- **What is required**
An exact reproduction of the records is required. Images must be left out.
-*-*-
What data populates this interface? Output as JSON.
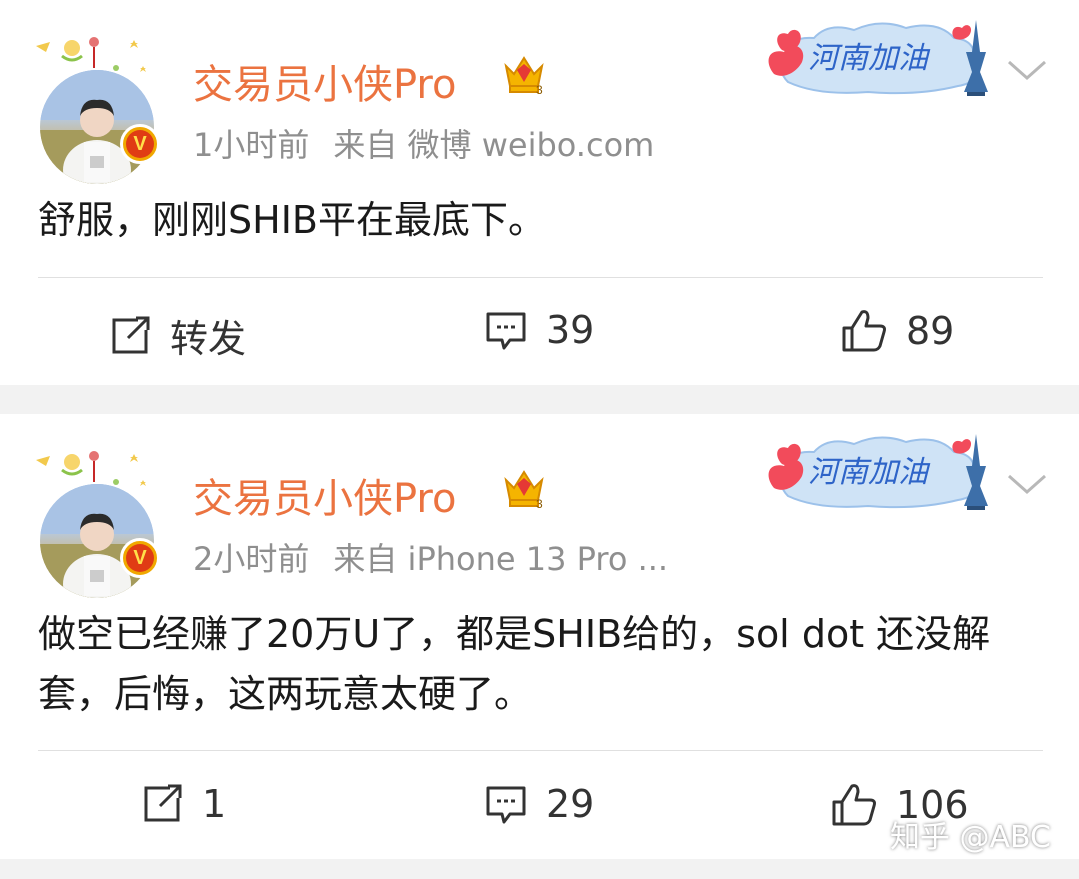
{
  "posts": [
    {
      "username": "交易员小侠Pro",
      "time": "1小时前",
      "source": "来自 微博 weibo.com",
      "content": "舒服，刚刚SHIB平在最底下。",
      "badge_text": "河南加油",
      "verified_glyph": "V",
      "actions": {
        "repost": "转发",
        "comments": "39",
        "likes": "89"
      }
    },
    {
      "username": "交易员小侠Pro",
      "time": "2小时前",
      "source": "来自 iPhone 13 Pro ...",
      "content": "做空已经赚了20万U了，都是SHIB给的，sol dot 还没解套，后悔，这两玩意太硬了。",
      "badge_text": "河南加油",
      "verified_glyph": "V",
      "actions": {
        "repost": "1",
        "comments": "29",
        "likes": "106"
      }
    }
  ],
  "watermark": "知乎 @ABC",
  "icons": [
    "repost-icon",
    "comment-icon",
    "like-icon",
    "chevron-down-icon",
    "crown-icon",
    "verified-icon"
  ],
  "colors": {
    "username": "#eb7340",
    "meta": "#8f8f8f",
    "text": "#1a1a1a",
    "background": "#f2f2f2"
  }
}
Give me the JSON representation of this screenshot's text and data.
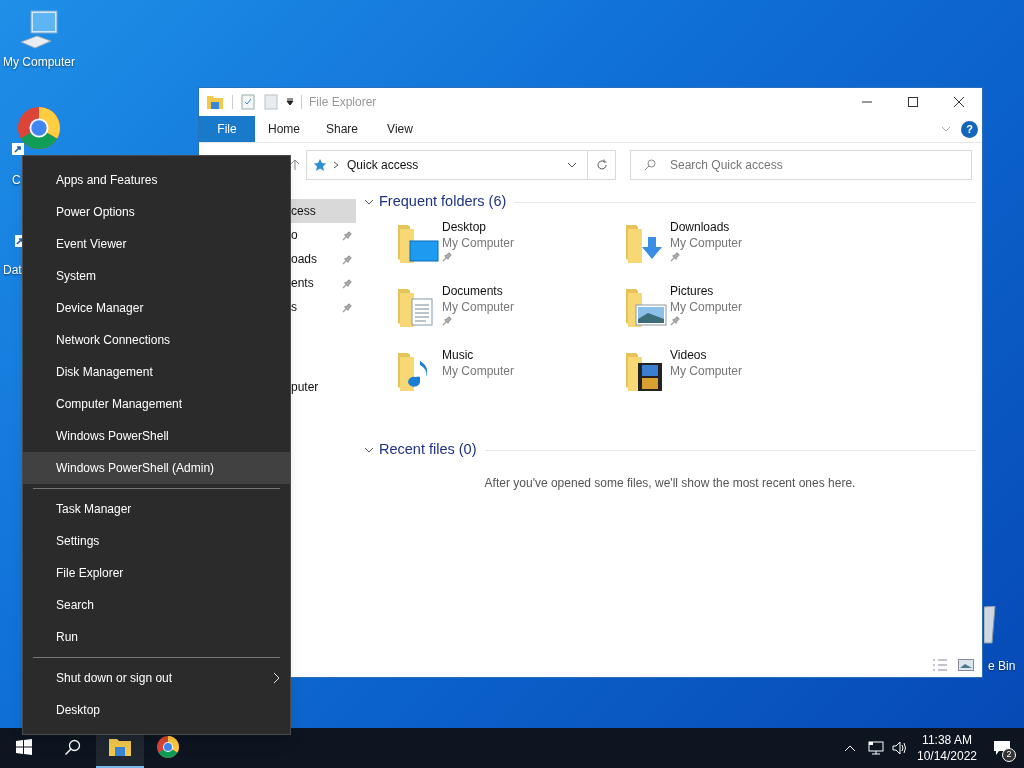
{
  "desktop_icons": [
    {
      "label": "My Computer",
      "kind": "computer"
    },
    {
      "label": "C",
      "kind": "chrome"
    },
    {
      "label": "Dat",
      "kind": "shortcut"
    },
    {
      "label": "e Bin",
      "kind": "recycle"
    }
  ],
  "explorer": {
    "title": "File Explorer",
    "ribbon_tabs": [
      {
        "label": "File",
        "selected": true
      },
      {
        "label": "Home",
        "selected": false
      },
      {
        "label": "Share",
        "selected": false
      },
      {
        "label": "View",
        "selected": false
      }
    ],
    "help": "?",
    "address": "Quick access",
    "search": {
      "placeholder": "Search Quick access"
    },
    "nav_pane": {
      "sections": [
        {
          "items": [
            {
              "label": "cess",
              "selected": true,
              "pinned": false
            },
            {
              "label": "o",
              "selected": false,
              "pinned": true
            },
            {
              "label": "oads",
              "selected": false,
              "pinned": true
            },
            {
              "label": "ents",
              "selected": false,
              "pinned": true
            },
            {
              "label": "s",
              "selected": false,
              "pinned": true
            }
          ]
        },
        {
          "items": [
            {
              "label": "puter",
              "selected": false,
              "pinned": false
            }
          ]
        }
      ]
    },
    "frequent_header": "Frequent folders (6)",
    "folders": [
      {
        "name": "Desktop",
        "location": "My Computer",
        "kind": "desktop",
        "pinned": true
      },
      {
        "name": "Downloads",
        "location": "My Computer",
        "kind": "downloads",
        "pinned": true
      },
      {
        "name": "Documents",
        "location": "My Computer",
        "kind": "documents",
        "pinned": true
      },
      {
        "name": "Pictures",
        "location": "My Computer",
        "kind": "pictures",
        "pinned": true
      },
      {
        "name": "Music",
        "location": "My Computer",
        "kind": "music",
        "pinned": false
      },
      {
        "name": "Videos",
        "location": "My Computer",
        "kind": "videos",
        "pinned": false
      }
    ],
    "recent_header": "Recent files (0)",
    "recent_empty": "After you've opened some files, we'll show the most recent ones here."
  },
  "context_menu": {
    "items": [
      {
        "kind": "item",
        "label": "Apps and Features",
        "selected": false
      },
      {
        "kind": "item",
        "label": "Power Options",
        "selected": false
      },
      {
        "kind": "item",
        "label": "Event Viewer",
        "selected": false
      },
      {
        "kind": "item",
        "label": "System",
        "selected": false
      },
      {
        "kind": "item",
        "label": "Device Manager",
        "selected": false
      },
      {
        "kind": "item",
        "label": "Network Connections",
        "selected": false
      },
      {
        "kind": "item",
        "label": "Disk Management",
        "selected": false
      },
      {
        "kind": "item",
        "label": "Computer Management",
        "selected": false
      },
      {
        "kind": "item",
        "label": "Windows PowerShell",
        "selected": false
      },
      {
        "kind": "item",
        "label": "Windows PowerShell (Admin)",
        "selected": true
      },
      {
        "kind": "separator"
      },
      {
        "kind": "item",
        "label": "Task Manager",
        "selected": false
      },
      {
        "kind": "item",
        "label": "Settings",
        "selected": false
      },
      {
        "kind": "item",
        "label": "File Explorer",
        "selected": false
      },
      {
        "kind": "item",
        "label": "Search",
        "selected": false
      },
      {
        "kind": "item",
        "label": "Run",
        "selected": false
      },
      {
        "kind": "separator"
      },
      {
        "kind": "submenu",
        "label": "Shut down or sign out",
        "selected": false
      },
      {
        "kind": "item",
        "label": "Desktop",
        "selected": false
      }
    ]
  },
  "taskbar": {
    "apps": [
      {
        "kind": "start",
        "active": false
      },
      {
        "kind": "search",
        "active": false
      },
      {
        "kind": "explorer",
        "active": true
      },
      {
        "kind": "chrome",
        "active": false
      }
    ],
    "time": "11:38 AM",
    "date": "10/14/2022",
    "notifications": "2"
  }
}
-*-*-
- **Problem solution**
What data populates this interface? Output as JSON.
{
  "posts": [
    {
      "username": "交易员小侠Pro",
      "time": "1小时前",
      "source": "来自 微博 weibo.com",
      "content": "舒服，刚刚SHIB平在最底下。",
      "badge_text": "河南加油",
      "verified_glyph": "V",
      "actions": {
        "repost": "转发",
        "comments": "39",
        "likes": "89"
      }
    },
    {
      "username": "交易员小侠Pro",
      "time": "2小时前",
      "source": "来自 iPhone 13 Pro ...",
      "content": "做空已经赚了20万U了，都是SHIB给的，sol dot 还没解套，后悔，这两玩意太硬了。",
      "badge_text": "河南加油",
      "verified_glyph": "V",
      "actions": {
        "repost": "1",
        "comments": "29",
        "likes": "106"
      }
    }
  ],
  "watermark": "知乎 @ABC",
  "icons": [
    "repost-icon",
    "comment-icon",
    "like-icon",
    "chevron-down-icon",
    "crown-icon",
    "verified-icon"
  ],
  "colors": {
    "username": "#eb7340",
    "meta": "#8f8f8f",
    "text": "#1a1a1a",
    "background": "#f2f2f2"
  }
}
Give me the JSON representation of this screenshot's text and data.
{
  "desktop_icons": [
    {
      "label": "My Computer",
      "kind": "computer"
    },
    {
      "label": "C",
      "kind": "chrome"
    },
    {
      "label": "Dat",
      "kind": "shortcut"
    },
    {
      "label": "e Bin",
      "kind": "recycle"
    }
  ],
  "explorer": {
    "title": "File Explorer",
    "ribbon_tabs": [
      {
        "label": "File",
        "selected": true
      },
      {
        "label": "Home",
        "selected": false
      },
      {
        "label": "Share",
        "selected": false
      },
      {
        "label": "View",
        "selected": false
      }
    ],
    "help": "?",
    "address": "Quick access",
    "search": {
      "placeholder": "Search Quick access"
    },
    "nav_pane": {
      "sections": [
        {
          "items": [
            {
              "label": "cess",
              "selected": true,
              "pinned": false
            },
            {
              "label": "o",
              "selected": false,
              "pinned": true
            },
            {
              "label": "oads",
              "selected": false,
              "pinned": true
            },
            {
              "label": "ents",
              "selected": false,
              "pinned": true
            },
            {
              "label": "s",
              "selected": false,
              "pinned": true
            }
          ]
        },
        {
          "items": [
            {
              "label": "puter",
              "selected": false,
              "pinned": false
            }
          ]
        }
      ]
    },
    "frequent_header": "Frequent folders (6)",
    "folders": [
      {
        "name": "Desktop",
        "location": "My Computer",
        "kind": "desktop",
        "pinned": true
      },
      {
        "name": "Downloads",
        "location": "My Computer",
        "kind": "downloads",
        "pinned": true
      },
      {
        "name": "Documents",
        "location": "My Computer",
        "kind": "documents",
        "pinned": true
      },
      {
        "name": "Pictures",
        "location": "My Computer",
        "kind": "pictures",
        "pinned": true
      },
      {
        "name": "Music",
        "location": "My Computer",
        "kind": "music",
        "pinned": false
      },
      {
        "name": "Videos",
        "location": "My Computer",
        "kind": "videos",
        "pinned": false
      }
    ],
    "recent_header": "Recent files (0)",
    "recent_empty": "After you've opened some files, we'll show the most recent ones here."
  },
  "context_menu": {
    "items": [
      {
        "kind": "item",
        "label": "Apps and Features",
        "selected": false
      },
      {
        "kind": "item",
        "label": "Power Options",
        "selected": false
      },
      {
        "kind": "item",
        "label": "Event Viewer",
        "selected": false
      },
      {
        "kind": "item",
        "label": "System",
        "selected": false
      },
      {
        "kind": "item",
        "label": "Device Manager",
        "selected": false
      },
      {
        "kind": "item",
        "label": "Network Connections",
        "selected": false
      },
      {
        "kind": "item",
        "label": "Disk Management",
        "selected": false
      },
      {
        "kind": "item",
        "label": "Computer Management",
        "selected": false
      },
      {
        "kind": "item",
        "label": "Windows PowerShell",
        "selected": false
      },
      {
        "kind": "item",
        "label": "Windows PowerShell (Admin)",
        "selected": true
      },
      {
        "kind": "separator"
      },
      {
        "kind": "item",
        "label": "Task Manager",
        "selected": false
      },
      {
        "kind": "item",
        "label": "Settings",
        "selected": false
      },
      {
        "kind": "item",
        "label": "File Explorer",
        "selected": false
      },
      {
        "kind": "item",
        "label": "Search",
        "selected": false
      },
      {
        "kind": "item",
        "label": "Run",
        "selected": false
      },
      {
        "kind": "separator"
      },
      {
        "kind": "submenu",
        "label": "Shut down or sign out",
        "selected": false
      },
      {
        "kind": "item",
        "label": "Desktop",
        "selected": false
      }
    ]
  },
  "taskbar": {
    "apps": [
      {
        "kind": "start",
        "active": false
      },
      {
        "kind": "search",
        "active": false
      },
      {
        "kind": "explorer",
        "active": true
      },
      {
        "kind": "chrome",
        "active": false
      }
    ],
    "time": "11:38 AM",
    "date": "10/14/2022",
    "notifications": "2"
  }
}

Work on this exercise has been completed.